ISSN: 1090-3801 (print)
ISSN: 1532-2149 (online)
European Commission EC
FP7-ICT; 115007; EUROPAIN
Understanding chronic pain and improving its treatment
English
Journal Article
Fraunhofer IME ()

Abstract
Background
Picturing the complexity of pain in human experimental settings has increased the predictivity for clinical pain but requires increasingly complex test batteries. This raises problems in studies in which time is objectively limited, for example by the course of action of an analgesic drug. We addressed the selection of a small yet comprehensive set of pain tests for the use in such a situation.
Method
Nineteen different pain measures from classical' pain models (n=9) and a clinically established QST-pain test battery (n=10), were obtained from 72 healthy volunteers (34 men). The nonparametric correlation structure among the various pain measures was analysed using Ward clustering.
Results

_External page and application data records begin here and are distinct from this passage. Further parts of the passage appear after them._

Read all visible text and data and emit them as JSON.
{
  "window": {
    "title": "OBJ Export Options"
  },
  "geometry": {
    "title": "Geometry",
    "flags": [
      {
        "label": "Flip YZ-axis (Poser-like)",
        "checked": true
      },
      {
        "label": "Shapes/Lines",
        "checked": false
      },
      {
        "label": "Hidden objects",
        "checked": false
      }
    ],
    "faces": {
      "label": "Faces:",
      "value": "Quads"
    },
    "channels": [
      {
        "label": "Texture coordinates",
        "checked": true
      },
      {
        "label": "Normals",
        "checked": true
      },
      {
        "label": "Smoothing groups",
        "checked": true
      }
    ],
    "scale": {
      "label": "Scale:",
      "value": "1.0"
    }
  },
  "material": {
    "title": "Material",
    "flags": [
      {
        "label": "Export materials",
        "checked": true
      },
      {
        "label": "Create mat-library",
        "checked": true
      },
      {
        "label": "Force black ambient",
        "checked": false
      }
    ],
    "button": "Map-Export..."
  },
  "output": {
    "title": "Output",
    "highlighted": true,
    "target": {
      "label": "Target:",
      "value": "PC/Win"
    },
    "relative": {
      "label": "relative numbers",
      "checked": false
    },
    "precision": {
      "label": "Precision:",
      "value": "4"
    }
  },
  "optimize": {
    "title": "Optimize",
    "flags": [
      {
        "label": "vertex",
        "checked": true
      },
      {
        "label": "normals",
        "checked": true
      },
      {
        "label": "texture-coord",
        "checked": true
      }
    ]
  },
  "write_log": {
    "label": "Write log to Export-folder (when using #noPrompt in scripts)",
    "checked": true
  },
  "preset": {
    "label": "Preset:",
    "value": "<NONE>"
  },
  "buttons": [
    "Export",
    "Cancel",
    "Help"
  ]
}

Four clusters emerged, each consisting of highly correlated pain measures. The pain model groups emerged comprised (I) pain thresholds and tolerances to blunt pressure or electrical pain; (II) pain thresholds to thermal stimuli; (III) pain measures obtained following application of punctate mechanical, intranasal CO2 chemical or cutaneous laser heat stimuli; and (IV) detection thresholds to thermal stimuli. The first three clusters agreed with an immediate mechanistic interpretation as reflecting C-fibre mediated pain, thermal pain and A-fibre mediated pain, respectively, whereas the last cluster contained non-painful measures and was disregarded.
Conclusions

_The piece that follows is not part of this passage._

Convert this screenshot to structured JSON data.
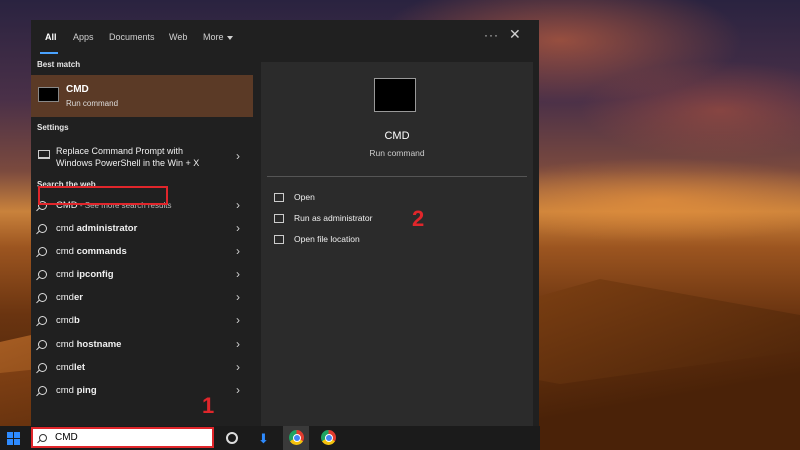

When basing a selection of a small comprehensive set of pain models on the assumption that highly correlated pain measures account for redundant results and therefore, one member of each group suffices an economic yet comprehensive pain study, results suggest inclusion of established C-fibre, A-fibre mediated and thermal pain measures.

: http://publica.fraunhofer.de/documents/N-404275.html